### Instructions for the task
Type every record exactly as it appears.

(Data records for software interfaces)
============================================================

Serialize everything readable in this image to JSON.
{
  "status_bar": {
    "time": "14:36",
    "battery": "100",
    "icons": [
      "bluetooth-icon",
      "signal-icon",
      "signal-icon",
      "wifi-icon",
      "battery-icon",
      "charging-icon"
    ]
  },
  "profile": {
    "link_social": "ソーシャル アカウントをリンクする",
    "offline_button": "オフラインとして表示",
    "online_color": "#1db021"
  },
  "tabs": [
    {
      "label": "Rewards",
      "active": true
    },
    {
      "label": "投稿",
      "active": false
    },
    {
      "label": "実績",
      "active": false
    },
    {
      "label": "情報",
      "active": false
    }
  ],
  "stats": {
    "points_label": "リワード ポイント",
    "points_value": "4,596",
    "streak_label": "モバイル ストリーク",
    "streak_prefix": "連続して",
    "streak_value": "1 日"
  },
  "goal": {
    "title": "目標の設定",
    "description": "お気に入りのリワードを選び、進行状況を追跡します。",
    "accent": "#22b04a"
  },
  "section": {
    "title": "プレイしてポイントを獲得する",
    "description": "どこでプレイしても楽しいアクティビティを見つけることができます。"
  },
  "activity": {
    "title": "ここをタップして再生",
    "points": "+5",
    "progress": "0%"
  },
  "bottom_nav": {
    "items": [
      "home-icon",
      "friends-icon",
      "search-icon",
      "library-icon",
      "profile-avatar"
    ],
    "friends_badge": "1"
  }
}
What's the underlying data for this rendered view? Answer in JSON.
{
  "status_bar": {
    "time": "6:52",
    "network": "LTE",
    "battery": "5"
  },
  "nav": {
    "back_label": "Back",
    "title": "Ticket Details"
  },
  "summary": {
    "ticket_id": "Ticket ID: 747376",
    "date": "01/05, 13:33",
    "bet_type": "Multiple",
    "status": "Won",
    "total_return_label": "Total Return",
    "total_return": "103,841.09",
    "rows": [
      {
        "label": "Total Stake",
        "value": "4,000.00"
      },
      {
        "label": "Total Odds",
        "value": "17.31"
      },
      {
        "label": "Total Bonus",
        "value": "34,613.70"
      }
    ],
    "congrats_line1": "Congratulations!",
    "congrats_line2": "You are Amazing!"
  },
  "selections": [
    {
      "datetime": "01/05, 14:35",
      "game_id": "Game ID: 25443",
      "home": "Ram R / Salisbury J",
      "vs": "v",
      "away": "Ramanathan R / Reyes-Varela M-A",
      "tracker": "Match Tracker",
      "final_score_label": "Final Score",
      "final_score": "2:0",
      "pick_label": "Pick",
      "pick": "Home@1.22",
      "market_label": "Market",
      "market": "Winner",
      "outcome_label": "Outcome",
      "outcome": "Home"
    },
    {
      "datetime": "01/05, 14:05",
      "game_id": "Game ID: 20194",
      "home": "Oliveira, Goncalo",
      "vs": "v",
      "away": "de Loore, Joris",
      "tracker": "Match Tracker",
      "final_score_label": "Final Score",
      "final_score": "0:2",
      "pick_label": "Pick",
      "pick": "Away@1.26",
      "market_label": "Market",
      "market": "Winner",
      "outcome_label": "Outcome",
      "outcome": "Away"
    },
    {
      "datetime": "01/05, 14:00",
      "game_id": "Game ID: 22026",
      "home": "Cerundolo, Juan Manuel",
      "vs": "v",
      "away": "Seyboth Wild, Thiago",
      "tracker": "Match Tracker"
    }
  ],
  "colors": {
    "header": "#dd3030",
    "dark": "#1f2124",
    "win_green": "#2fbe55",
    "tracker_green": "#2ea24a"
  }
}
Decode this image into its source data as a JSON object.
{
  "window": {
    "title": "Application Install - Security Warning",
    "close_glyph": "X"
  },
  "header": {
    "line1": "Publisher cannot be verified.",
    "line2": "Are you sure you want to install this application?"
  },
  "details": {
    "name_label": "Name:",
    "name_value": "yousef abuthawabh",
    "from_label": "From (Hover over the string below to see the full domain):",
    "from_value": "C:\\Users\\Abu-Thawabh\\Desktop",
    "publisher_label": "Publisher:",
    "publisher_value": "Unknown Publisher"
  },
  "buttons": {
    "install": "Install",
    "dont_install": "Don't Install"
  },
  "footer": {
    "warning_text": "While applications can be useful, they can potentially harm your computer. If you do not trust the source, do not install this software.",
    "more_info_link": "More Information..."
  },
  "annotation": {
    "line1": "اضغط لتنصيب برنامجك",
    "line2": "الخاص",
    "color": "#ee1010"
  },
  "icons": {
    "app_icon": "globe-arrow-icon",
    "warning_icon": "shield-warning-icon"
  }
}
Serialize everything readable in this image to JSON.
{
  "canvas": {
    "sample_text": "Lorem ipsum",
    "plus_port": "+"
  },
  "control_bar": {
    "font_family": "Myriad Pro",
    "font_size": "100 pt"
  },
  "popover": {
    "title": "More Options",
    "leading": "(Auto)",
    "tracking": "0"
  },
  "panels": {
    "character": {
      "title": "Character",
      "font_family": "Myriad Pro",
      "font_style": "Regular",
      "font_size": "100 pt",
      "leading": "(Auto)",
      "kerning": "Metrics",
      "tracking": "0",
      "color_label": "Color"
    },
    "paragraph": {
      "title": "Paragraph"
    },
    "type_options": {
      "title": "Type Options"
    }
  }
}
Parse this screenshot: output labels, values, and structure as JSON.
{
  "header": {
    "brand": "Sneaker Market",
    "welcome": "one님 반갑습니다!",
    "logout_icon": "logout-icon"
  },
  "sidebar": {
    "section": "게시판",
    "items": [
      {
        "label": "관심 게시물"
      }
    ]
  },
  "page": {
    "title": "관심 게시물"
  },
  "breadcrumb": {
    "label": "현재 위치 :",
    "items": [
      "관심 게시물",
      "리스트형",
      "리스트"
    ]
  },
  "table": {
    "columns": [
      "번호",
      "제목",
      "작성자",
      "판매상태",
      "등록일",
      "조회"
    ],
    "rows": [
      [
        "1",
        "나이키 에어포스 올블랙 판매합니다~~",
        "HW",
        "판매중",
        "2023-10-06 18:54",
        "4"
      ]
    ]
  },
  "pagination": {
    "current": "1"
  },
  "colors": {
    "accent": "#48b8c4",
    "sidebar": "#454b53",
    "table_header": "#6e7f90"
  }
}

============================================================

### Solution to this task
Serialize everything readable in this image to JSON.
{
  "status_bar": {
    "time": "14:36",
    "battery": "100",
    "icons": [
      "bluetooth-icon",
      "signal-icon",
      "signal-icon",
      "wifi-icon",
      "battery-icon",
      "charging-icon"
    ]
  },
  "profile": {
    "link_social": "ソーシャル アカウントをリンクする",
    "offline_button": "オフラインとして表示",
    "online_color": "#1db021"
  },
  "tabs": [
    {
      "label": "Rewards",
      "active": true
    },
    {
      "label": "投稿",
      "active": false
    },
    {
      "label": "実績",
      "active": false
    },
    {
      "label": "情報",
      "active": false
    }
  ],
  "stats": {
    "points_label": "リワード ポイント",
    "points_value": "4,596",
    "streak_label": "モバイル ストリーク",
    "streak_prefix": "連続して",
    "streak_value": "1 日"
  },
  "goal": {
    "title": "目標の設定",
    "description": "お気に入りのリワードを選び、進行状況を追跡します。",
    "accent": "#22b04a"
  },
  "section": {
    "title": "プレイしてポイントを獲得する",
    "description": "どこでプレイしても楽しいアクティビティを見つけることができます。"
  },
  "activity": {
    "title": "ここをタップして再生",
    "points": "+5",
    "progress": "0%"
  },
  "bottom_nav": {
    "items": [
      "home-icon",
      "friends-icon",
      "search-icon",
      "library-icon",
      "profile-avatar"
    ],
    "friends_badge": "1"
  }
}
What's the underlying data for this rendered view? Answer in JSON.
{
  "status_bar": {
    "time": "6:52",
    "network": "LTE",
    "battery": "5"
  },
  "nav": {
    "back_label": "Back",
    "title": "Ticket Details"
  },
  "summary": {
    "ticket_id": "Ticket ID: 747376",
    "date": "01/05, 13:33",
    "bet_type": "Multiple",
    "status": "Won",
    "total_return_label": "Total Return",
    "total_return": "103,841.09",
    "rows": [
      {
        "label": "Total Stake",
        "value": "4,000.00"
      },
      {
        "label": "Total Odds",
        "value": "17.31"
      },
      {
        "label": "Total Bonus",
        "value": "34,613.70"
      }
    ],
    "congrats_line1": "Congratulations!",
    "congrats_line2": "You are Amazing!"
  },
  "selections": [
    {
      "datetime": "01/05, 14:35",
      "game_id": "Game ID: 25443",
      "home": "Ram R / Salisbury J",
      "vs": "v",
      "away": "Ramanathan R / Reyes-Varela M-A",
      "tracker": "Match Tracker",
      "final_score_label": "Final Score",
      "final_score": "2:0",
      "pick_label": "Pick",
      "pick": "Home@1.22",
      "market_label": "Market",
      "market": "Winner",
      "outcome_label": "Outcome",
      "outcome": "Home"
    },
    {
      "datetime": "01/05, 14:05",
      "game_id": "Game ID: 20194",
      "home": "Oliveira, Goncalo",
      "vs": "v",
      "away": "de Loore, Joris",
      "tracker": "Match Tracker",
      "final_score_label": "Final Score",
      "final_score": "0:2",
      "pick_label": "Pick",
      "pick": "Away@1.26",
      "market_label": "Market",
      "market": "Winner",
      "outcome_label": "Outcome",
      "outcome": "Away"
    },
    {
      "datetime": "01/05, 14:00",
      "game_id": "Game ID: 22026",
      "home": "Cerundolo, Juan Manuel",
      "vs": "v",
      "away": "Seyboth Wild, Thiago",
      "tracker": "Match Tracker"
    }
  ],
  "colors": {
    "header": "#dd3030",
    "dark": "#1f2124",
    "win_green": "#2fbe55",
    "tracker_green": "#2ea24a"
  }
}
Decode this image into its source data as a JSON object.
{
  "window": {
    "title": "Application Install - Security Warning",
    "close_glyph": "X"
  },
  "header": {
    "line1": "Publisher cannot be verified.",
    "line2": "Are you sure you want to install this application?"
  },
  "details": {
    "name_label": "Name:",
    "name_value": "yousef abuthawabh",
    "from_label": "From (Hover over the string below to see the full domain):",
    "from_value": "C:\\Users\\Abu-Thawabh\\Desktop",
    "publisher_label": "Publisher:",
    "publisher_value": "Unknown Publisher"
  },
  "buttons": {
    "install": "Install",
    "dont_install": "Don't Install"
  },
  "footer": {
    "warning_text": "While applications can be useful, they can potentially harm your computer. If you do not trust the source, do not install this software.",
    "more_info_link": "More Information..."
  },
  "annotation": {
    "line1": "اضغط لتنصيب برنامجك",
    "line2": "الخاص",
    "color": "#ee1010"
  },
  "icons": {
    "app_icon": "globe-arrow-icon",
    "warning_icon": "shield-warning-icon"
  }
}
Serialize everything readable in this image to JSON.
{
  "canvas": {
    "sample_text": "Lorem ipsum",
    "plus_port": "+"
  },
  "control_bar": {
    "font_family": "Myriad Pro",
    "font_size": "100 pt"
  },
  "popover": {
    "title": "More Options",
    "leading": "(Auto)",
    "tracking": "0"
  },
  "panels": {
    "character": {
      "title": "Character",
      "font_family": "Myriad Pro",
      "font_style": "Regular",
      "font_size": "100 pt",
      "leading": "(Auto)",
      "kerning": "Metrics",
      "tracking": "0",
      "color_label": "Color"
    },
    "paragraph": {
      "title": "Paragraph"
    },
    "type_options": {
      "title": "Type Options"
    }
  }
}
Parse this screenshot: output labels, values, and structure as JSON.
{
  "header": {
    "brand": "Sneaker Market",
    "welcome": "one님 반갑습니다!",
    "logout_icon": "logout-icon"
  },
  "sidebar": {
    "section": "게시판",
    "items": [
      {
        "label": "관심 게시물"
      }
    ]
  },
  "page": {
    "title": "관심 게시물"
  },
  "breadcrumb": {
    "label": "현재 위치 :",
    "items": [
      "관심 게시물",
      "리스트형",
      "리스트"
    ]
  },
  "table": {
    "columns": [
      "번호",
      "제목",
      "작성자",
      "판매상태",
      "등록일",
      "조회"
    ],
    "rows": [
      [
        "1",
        "나이키 에어포스 올블랙 판매합니다~~",
        "HW",
        "판매중",
        "2023-10-06 18:54",
        "4"
      ]
    ]
  },
  "pagination": {
    "current": "1"
  },
  "colors": {
    "accent": "#48b8c4",
    "sidebar": "#454b53",
    "table_header": "#6e7f90"
  }
}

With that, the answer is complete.